**Task requirements**
Every entry is to be set down a second time, precisely as written.

---------------

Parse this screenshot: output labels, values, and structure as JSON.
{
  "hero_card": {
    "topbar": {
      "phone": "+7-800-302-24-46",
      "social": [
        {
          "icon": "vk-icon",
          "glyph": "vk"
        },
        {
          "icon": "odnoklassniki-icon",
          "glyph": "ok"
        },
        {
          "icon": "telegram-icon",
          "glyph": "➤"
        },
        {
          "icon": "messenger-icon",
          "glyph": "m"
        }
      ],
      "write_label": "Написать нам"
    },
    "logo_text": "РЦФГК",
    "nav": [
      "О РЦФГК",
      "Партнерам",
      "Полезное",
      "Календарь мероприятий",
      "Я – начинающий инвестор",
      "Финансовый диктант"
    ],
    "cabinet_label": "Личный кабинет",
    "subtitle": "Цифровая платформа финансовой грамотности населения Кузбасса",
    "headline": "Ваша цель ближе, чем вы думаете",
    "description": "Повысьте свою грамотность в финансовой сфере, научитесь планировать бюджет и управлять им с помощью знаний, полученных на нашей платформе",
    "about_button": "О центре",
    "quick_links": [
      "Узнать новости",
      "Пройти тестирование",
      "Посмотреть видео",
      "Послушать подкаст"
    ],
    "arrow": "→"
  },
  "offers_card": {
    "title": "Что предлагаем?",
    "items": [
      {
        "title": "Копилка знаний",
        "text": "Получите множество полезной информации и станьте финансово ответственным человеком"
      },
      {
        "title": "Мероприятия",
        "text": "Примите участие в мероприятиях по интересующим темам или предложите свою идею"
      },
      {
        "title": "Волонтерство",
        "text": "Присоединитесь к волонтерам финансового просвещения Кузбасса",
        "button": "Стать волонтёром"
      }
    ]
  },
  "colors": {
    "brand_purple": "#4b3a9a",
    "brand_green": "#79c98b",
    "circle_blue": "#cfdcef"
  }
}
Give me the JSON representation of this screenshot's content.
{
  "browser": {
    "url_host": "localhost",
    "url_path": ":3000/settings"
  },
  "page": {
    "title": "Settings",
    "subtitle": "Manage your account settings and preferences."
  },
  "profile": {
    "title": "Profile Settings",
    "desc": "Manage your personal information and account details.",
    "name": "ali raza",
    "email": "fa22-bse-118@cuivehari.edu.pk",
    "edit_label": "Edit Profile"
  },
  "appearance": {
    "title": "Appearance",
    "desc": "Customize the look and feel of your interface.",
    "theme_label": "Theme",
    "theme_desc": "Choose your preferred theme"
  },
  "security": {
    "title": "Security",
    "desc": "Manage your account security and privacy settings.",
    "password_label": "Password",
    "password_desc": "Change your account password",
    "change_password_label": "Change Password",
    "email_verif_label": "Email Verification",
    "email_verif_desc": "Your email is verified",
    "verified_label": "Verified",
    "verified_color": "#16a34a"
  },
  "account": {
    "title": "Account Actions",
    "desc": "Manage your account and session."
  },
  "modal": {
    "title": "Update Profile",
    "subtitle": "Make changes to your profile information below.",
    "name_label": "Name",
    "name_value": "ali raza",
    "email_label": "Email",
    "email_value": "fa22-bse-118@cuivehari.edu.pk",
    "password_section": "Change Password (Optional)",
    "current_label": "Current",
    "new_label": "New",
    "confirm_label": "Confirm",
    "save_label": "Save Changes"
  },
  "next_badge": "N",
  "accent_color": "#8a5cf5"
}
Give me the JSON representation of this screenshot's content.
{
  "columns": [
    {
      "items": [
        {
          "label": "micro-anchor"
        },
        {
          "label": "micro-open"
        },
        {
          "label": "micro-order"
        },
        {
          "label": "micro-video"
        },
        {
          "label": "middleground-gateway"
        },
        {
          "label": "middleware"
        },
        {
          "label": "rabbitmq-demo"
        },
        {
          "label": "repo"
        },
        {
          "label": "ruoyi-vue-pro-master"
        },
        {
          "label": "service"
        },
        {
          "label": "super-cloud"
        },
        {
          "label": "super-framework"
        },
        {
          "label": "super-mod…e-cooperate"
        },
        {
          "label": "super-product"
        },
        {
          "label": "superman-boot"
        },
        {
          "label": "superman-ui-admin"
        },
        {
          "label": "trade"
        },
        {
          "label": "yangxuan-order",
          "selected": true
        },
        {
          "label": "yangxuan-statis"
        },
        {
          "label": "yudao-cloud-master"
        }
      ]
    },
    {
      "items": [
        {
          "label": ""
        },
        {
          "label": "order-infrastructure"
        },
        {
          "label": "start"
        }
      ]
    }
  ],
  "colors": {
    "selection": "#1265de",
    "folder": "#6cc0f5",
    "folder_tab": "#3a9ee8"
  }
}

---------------

**Answer to the problem**
Parse this screenshot: output labels, values, and structure as JSON.
{
  "hero_card": {
    "topbar": {
      "phone": "+7-800-302-24-46",
      "social": [
        {
          "icon": "vk-icon",
          "glyph": "vk"
        },
        {
          "icon": "odnoklassniki-icon",
          "glyph": "ok"
        },
        {
          "icon": "telegram-icon",
          "glyph": "➤"
        },
        {
          "icon": "messenger-icon",
          "glyph": "m"
        }
      ],
      "write_label": "Написать нам"
    },
    "logo_text": "РЦФГК",
    "nav": [
      "О РЦФГК",
      "Партнерам",
      "Полезное",
      "Календарь мероприятий",
      "Я – начинающий инвестор",
      "Финансовый диктант"
    ],
    "cabinet_label": "Личный кабинет",
    "subtitle": "Цифровая платформа финансовой грамотности населения Кузбасса",
    "headline": "Ваша цель ближе, чем вы думаете",
    "description": "Повысьте свою грамотность в финансовой сфере, научитесь планировать бюджет и управлять им с помощью знаний, полученных на нашей платформе",
    "about_button": "О центре",
    "quick_links": [
      "Узнать новости",
      "Пройти тестирование",
      "Посмотреть видео",
      "Послушать подкаст"
    ],
    "arrow": "→"
  },
  "offers_card": {
    "title": "Что предлагаем?",
    "items": [
      {
        "title": "Копилка знаний",
        "text": "Получите множество полезной информации и станьте финансово ответственным человеком"
      },
      {
        "title": "Мероприятия",
        "text": "Примите участие в мероприятиях по интересующим темам или предложите свою идею"
      },
      {
        "title": "Волонтерство",
        "text": "Присоединитесь к волонтерам финансового просвещения Кузбасса",
        "button": "Стать волонтёром"
      }
    ]
  },
  "colors": {
    "brand_purple": "#4b3a9a",
    "brand_green": "#79c98b",
    "circle_blue": "#cfdcef"
  }
}
Give me the JSON representation of this screenshot's content.
{
  "browser": {
    "url_host": "localhost",
    "url_path": ":3000/settings"
  },
  "page": {
    "title": "Settings",
    "subtitle": "Manage your account settings and preferences."
  },
  "profile": {
    "title": "Profile Settings",
    "desc": "Manage your personal information and account details.",
    "name": "ali raza",
    "email": "fa22-bse-118@cuivehari.edu.pk",
    "edit_label": "Edit Profile"
  },
  "appearance": {
    "title": "Appearance",
    "desc": "Customize the look and feel of your interface.",
    "theme_label": "Theme",
    "theme_desc": "Choose your preferred theme"
  },
  "security": {
    "title": "Security",
    "desc": "Manage your account security and privacy settings.",
    "password_label": "Password",
    "password_desc": "Change your account password",
    "change_password_label": "Change Password",
    "email_verif_label": "Email Verification",
    "email_verif_desc": "Your email is verified",
    "verified_label": "Verified",
    "verified_color": "#16a34a"
  },
  "account": {
    "title": "Account Actions",
    "desc": "Manage your account and session."
  },
  "modal": {
    "title": "Update Profile",
    "subtitle": "Make changes to your profile information below.",
    "name_label": "Name",
    "name_value": "ali raza",
    "email_label": "Email",
    "email_value": "fa22-bse-118@cuivehari.edu.pk",
    "password_section": "Change Password (Optional)",
    "current_label": "Current",
    "new_label": "New",
    "confirm_label": "Confirm",
    "save_label": "Save Changes"
  },
  "next_badge": "N",
  "accent_color": "#8a5cf5"
}
Give me the JSON representation of this screenshot's content.
{
  "columns": [
    {
      "items": [
        {
          "label": "micro-anchor"
        },
        {
          "label": "micro-open"
        },
        {
          "label": "micro-order"
        },
        {
          "label": "micro-video"
        },
        {
          "label": "middleground-gateway"
        },
        {
          "label": "middleware"
        },
        {
          "label": "rabbitmq-demo"
        },
        {
          "label": "repo"
        },
        {
          "label": "ruoyi-vue-pro-master"
        },
        {
          "label": "service"
        },
        {
          "label": "super-cloud"
        },
        {
          "label": "super-framework"
        },
        {
          "label": "super-mod…e-cooperate"
        },
        {
          "label": "super-product"
        },
        {
          "label": "superman-boot"
        },
        {
          "label": "superman-ui-admin"
        },
        {
          "label": "trade"
        },
        {
          "label": "yangxuan-order",
          "selected": true
        },
        {
          "label": "yangxuan-statis"
        },
        {
          "label": "yudao-cloud-master"
        }
      ]
    },
    {
      "items": [
        {
          "label": ""
        },
        {
          "label": "order-infrastructure"
        },
        {
          "label": "start"
        }
      ]
    }
  ],
  "colors": {
    "selection": "#1265de",
    "folder": "#6cc0f5",
    "folder_tab": "#3a9ee8"
  }
}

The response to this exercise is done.